**Records for this task**.
------------------------
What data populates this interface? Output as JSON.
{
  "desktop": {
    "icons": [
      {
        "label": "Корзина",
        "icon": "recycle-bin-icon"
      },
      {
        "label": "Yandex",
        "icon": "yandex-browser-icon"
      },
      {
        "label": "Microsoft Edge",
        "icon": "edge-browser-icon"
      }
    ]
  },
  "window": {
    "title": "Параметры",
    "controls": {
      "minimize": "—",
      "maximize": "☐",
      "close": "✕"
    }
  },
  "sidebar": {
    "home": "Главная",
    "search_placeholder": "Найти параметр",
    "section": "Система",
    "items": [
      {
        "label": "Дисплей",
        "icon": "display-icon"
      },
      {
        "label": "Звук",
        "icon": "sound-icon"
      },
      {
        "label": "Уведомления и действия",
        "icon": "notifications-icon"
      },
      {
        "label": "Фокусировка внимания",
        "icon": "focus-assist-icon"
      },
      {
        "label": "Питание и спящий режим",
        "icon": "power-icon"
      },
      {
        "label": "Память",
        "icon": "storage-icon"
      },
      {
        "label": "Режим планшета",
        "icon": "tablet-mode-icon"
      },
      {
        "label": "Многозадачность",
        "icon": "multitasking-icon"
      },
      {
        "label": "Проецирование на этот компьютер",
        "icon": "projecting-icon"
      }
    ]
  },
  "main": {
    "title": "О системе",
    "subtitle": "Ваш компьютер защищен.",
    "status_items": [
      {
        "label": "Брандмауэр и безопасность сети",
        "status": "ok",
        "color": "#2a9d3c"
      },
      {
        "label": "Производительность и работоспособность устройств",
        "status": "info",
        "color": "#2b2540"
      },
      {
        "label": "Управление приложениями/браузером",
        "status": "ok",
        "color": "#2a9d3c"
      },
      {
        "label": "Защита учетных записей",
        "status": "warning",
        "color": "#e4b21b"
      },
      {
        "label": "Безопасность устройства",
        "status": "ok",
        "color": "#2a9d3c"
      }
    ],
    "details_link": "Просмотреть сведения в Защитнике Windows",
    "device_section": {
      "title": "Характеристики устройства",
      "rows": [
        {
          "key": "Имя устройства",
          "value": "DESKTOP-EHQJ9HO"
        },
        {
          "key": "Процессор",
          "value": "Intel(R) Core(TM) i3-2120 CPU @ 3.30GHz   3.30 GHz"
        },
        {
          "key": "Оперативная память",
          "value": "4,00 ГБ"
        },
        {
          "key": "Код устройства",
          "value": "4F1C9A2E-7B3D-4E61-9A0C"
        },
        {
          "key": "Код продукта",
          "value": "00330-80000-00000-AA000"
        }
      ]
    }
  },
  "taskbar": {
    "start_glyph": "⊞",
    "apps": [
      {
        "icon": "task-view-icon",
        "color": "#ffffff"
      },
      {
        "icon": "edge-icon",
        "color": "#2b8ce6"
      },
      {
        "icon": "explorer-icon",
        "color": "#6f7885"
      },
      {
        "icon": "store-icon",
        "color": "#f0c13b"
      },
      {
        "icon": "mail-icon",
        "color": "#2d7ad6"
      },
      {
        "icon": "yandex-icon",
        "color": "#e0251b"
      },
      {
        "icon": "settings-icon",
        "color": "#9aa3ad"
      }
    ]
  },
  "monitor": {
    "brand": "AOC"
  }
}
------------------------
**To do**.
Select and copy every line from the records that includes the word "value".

**Result below**.
          "value": "DESKTOP-EHQJ9HO"
          "value": "Intel(R) Core(TM) i3-2120 CPU @ 3.30GHz   3.30 GHz"
          "value": "4,00 ГБ"
          "value": "4F1C9A2E-7B3D-4E61-9A0C"
          "value": "00330-80000-00000-AA000"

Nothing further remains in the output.